(Web page and app entries)
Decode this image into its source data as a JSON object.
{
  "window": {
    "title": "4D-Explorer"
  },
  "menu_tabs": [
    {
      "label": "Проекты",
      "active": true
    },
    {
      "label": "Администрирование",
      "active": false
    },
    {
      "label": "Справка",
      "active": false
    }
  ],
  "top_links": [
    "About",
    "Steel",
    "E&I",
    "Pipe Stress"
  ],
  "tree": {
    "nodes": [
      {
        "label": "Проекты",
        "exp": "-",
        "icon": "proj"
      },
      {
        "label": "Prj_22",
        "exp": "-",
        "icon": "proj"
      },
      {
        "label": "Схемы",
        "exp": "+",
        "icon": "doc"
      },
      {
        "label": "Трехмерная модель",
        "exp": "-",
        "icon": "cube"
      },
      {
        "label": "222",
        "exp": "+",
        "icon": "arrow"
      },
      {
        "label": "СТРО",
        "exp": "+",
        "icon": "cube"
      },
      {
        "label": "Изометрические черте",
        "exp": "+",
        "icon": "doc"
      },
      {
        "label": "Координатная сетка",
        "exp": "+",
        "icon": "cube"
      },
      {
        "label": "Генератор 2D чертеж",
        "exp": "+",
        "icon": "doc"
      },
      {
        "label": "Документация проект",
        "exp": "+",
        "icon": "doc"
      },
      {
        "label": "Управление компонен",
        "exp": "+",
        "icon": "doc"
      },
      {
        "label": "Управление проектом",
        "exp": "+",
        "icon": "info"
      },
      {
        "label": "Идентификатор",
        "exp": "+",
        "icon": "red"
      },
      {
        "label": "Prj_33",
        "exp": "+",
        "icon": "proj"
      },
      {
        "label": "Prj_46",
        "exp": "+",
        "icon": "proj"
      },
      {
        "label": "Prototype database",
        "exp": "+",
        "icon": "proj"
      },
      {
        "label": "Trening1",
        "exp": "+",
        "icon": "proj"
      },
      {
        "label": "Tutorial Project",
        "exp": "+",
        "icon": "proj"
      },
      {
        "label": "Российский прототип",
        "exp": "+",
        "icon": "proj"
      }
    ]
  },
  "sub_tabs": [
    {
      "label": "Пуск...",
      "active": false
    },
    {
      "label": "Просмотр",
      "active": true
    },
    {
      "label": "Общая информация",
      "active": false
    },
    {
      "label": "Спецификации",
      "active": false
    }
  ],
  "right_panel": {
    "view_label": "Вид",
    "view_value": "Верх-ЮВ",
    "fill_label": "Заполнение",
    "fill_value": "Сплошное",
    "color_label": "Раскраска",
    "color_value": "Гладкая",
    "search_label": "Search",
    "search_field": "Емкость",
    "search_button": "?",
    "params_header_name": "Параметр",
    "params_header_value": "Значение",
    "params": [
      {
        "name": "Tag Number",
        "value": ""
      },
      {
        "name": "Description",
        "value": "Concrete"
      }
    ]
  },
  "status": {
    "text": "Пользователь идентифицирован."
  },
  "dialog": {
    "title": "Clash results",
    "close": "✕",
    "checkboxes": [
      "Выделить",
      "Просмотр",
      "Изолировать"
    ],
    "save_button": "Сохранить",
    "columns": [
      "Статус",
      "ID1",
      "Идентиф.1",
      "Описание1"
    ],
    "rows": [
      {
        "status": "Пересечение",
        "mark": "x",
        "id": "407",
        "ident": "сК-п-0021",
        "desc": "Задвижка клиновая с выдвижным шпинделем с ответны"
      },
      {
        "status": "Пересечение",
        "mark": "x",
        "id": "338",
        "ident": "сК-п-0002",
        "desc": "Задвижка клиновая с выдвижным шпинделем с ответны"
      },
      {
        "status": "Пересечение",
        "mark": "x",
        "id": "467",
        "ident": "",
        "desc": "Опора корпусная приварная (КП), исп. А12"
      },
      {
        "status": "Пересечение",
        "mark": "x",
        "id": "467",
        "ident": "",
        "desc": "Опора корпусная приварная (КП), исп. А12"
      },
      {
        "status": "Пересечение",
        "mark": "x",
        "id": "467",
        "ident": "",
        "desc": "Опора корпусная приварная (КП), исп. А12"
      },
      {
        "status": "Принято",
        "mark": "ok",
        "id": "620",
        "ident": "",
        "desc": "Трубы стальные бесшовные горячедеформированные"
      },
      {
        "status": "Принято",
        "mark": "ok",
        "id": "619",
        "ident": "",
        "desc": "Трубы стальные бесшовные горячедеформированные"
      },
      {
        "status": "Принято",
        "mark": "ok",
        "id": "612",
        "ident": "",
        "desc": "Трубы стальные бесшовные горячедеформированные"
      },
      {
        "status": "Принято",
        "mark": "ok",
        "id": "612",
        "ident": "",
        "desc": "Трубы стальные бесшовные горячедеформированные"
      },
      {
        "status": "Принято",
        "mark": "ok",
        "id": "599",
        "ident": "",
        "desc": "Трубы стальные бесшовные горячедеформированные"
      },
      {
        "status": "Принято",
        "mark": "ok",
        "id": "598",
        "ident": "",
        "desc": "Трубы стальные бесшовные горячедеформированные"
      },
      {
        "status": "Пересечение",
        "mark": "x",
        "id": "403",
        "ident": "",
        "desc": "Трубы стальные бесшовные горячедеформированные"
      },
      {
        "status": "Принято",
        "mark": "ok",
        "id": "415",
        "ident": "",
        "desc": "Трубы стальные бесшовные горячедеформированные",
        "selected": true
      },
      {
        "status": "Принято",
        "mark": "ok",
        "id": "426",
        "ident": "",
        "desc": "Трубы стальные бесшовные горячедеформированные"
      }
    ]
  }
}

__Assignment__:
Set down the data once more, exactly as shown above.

__Result for this task__:
Decode this image into its source data as a JSON object.
{
  "window": {
    "title": "4D-Explorer"
  },
  "menu_tabs": [
    {
      "label": "Проекты",
      "active": true
    },
    {
      "label": "Администрирование",
      "active": false
    },
    {
      "label": "Справка",
      "active": false
    }
  ],
  "top_links": [
    "About",
    "Steel",
    "E&I",
    "Pipe Stress"
  ],
  "tree": {
    "nodes": [
      {
        "label": "Проекты",
        "exp": "-",
        "icon": "proj"
      },
      {
        "label": "Prj_22",
        "exp": "-",
        "icon": "proj"
      },
      {
        "label": "Схемы",
        "exp": "+",
        "icon": "doc"
      },
      {
        "label": "Трехмерная модель",
        "exp": "-",
        "icon": "cube"
      },
      {
        "label": "222",
        "exp": "+",
        "icon": "arrow"
      },
      {
        "label": "СТРО",
        "exp": "+",
        "icon": "cube"
      },
      {
        "label": "Изометрические черте",
        "exp": "+",
        "icon": "doc"
      },
      {
        "label": "Координатная сетка",
        "exp": "+",
        "icon": "cube"
      },
      {
        "label": "Генератор 2D чертеж",
        "exp": "+",
        "icon": "doc"
      },
      {
        "label": "Документация проект",
        "exp": "+",
        "icon": "doc"
      },
      {
        "label": "Управление компонен",
        "exp": "+",
        "icon": "doc"
      },
      {
        "label": "Управление проектом",
        "exp": "+",
        "icon": "info"
      },
      {
        "label": "Идентификатор",
        "exp": "+",
        "icon": "red"
      },
      {
        "label": "Prj_33",
        "exp": "+",
        "icon": "proj"
      },
      {
        "label": "Prj_46",
        "exp": "+",
        "icon": "proj"
      },
      {
        "label": "Prototype database",
        "exp": "+",
        "icon": "proj"
      },
      {
        "label": "Trening1",
        "exp": "+",
        "icon": "proj"
      },
      {
        "label": "Tutorial Project",
        "exp": "+",
        "icon": "proj"
      },
      {
        "label": "Российский прототип",
        "exp": "+",
        "icon": "proj"
      }
    ]
  },
  "sub_tabs": [
    {
      "label": "Пуск...",
      "active": false
    },
    {
      "label": "Просмотр",
      "active": true
    },
    {
      "label": "Общая информация",
      "active": false
    },
    {
      "label": "Спецификации",
      "active": false
    }
  ],
  "right_panel": {
    "view_label": "Вид",
    "view_value": "Верх-ЮВ",
    "fill_label": "Заполнение",
    "fill_value": "Сплошное",
    "color_label": "Раскраска",
    "color_value": "Гладкая",
    "search_label": "Search",
    "search_field": "Емкость",
    "search_button": "?",
    "params_header_name": "Параметр",
    "params_header_value": "Значение",
    "params": [
      {
        "name": "Tag Number",
        "value": ""
      },
      {
        "name": "Description",
        "value": "Concrete"
      }
    ]
  },
  "status": {
    "text": "Пользователь идентифицирован."
  },
  "dialog": {
    "title": "Clash results",
    "close": "✕",
    "checkboxes": [
      "Выделить",
      "Просмотр",
      "Изолировать"
    ],
    "save_button": "Сохранить",
    "columns": [
      "Статус",
      "ID1",
      "Идентиф.1",
      "Описание1"
    ],
    "rows": [
      {
        "status": "Пересечение",
        "mark": "x",
        "id": "407",
        "ident": "сК-п-0021",
        "desc": "Задвижка клиновая с выдвижным шпинделем с ответны"
      },
      {
        "status": "Пересечение",
        "mark": "x",
        "id": "338",
        "ident": "сК-п-0002",
        "desc": "Задвижка клиновая с выдвижным шпинделем с ответны"
      },
      {
        "status": "Пересечение",
        "mark": "x",
        "id": "467",
        "ident": "",
        "desc": "Опора корпусная приварная (КП), исп. А12"
      },
      {
        "status": "Пересечение",
        "mark": "x",
        "id": "467",
        "ident": "",
        "desc": "Опора корпусная приварная (КП), исп. А12"
      },
      {
        "status": "Пересечение",
        "mark": "x",
        "id": "467",
        "ident": "",
        "desc": "Опора корпусная приварная (КП), исп. А12"
      },
      {
        "status": "Принято",
        "mark": "ok",
        "id": "620",
        "ident": "",
        "desc": "Трубы стальные бесшовные горячедеформированные"
      },
      {
        "status": "Принято",
        "mark": "ok",
        "id": "619",
        "ident": "",
        "desc": "Трубы стальные бесшовные горячедеформированные"
      },
      {
        "status": "Принято",
        "mark": "ok",
        "id": "612",
        "ident": "",
        "desc": "Трубы стальные бесшовные горячедеформированные"
      },
      {
        "status": "Принято",
        "mark": "ok",
        "id": "612",
        "ident": "",
        "desc": "Трубы стальные бесшовные горячедеформированные"
      },
      {
        "status": "Принято",
        "mark": "ok",
        "id": "599",
        "ident": "",
        "desc": "Трубы стальные бесшовные горячедеформированные"
      },
      {
        "status": "Принято",
        "mark": "ok",
        "id": "598",
        "ident": "",
        "desc": "Трубы стальные бесшовные горячедеформированные"
      },
      {
        "status": "Пересечение",
        "mark": "x",
        "id": "403",
        "ident": "",
        "desc": "Трубы стальные бесшовные горячедеформированные"
      },
      {
        "status": "Принято",
        "mark": "ok",
        "id": "415",
        "ident": "",
        "desc": "Трубы стальные бесшовные горячедеформированные",
        "selected": true
      },
      {
        "status": "Принято",
        "mark": "ok",
        "id": "426",
        "ident": "",
        "desc": "Трубы стальные бесшовные горячедеформированные"
      }
    ]
  }
}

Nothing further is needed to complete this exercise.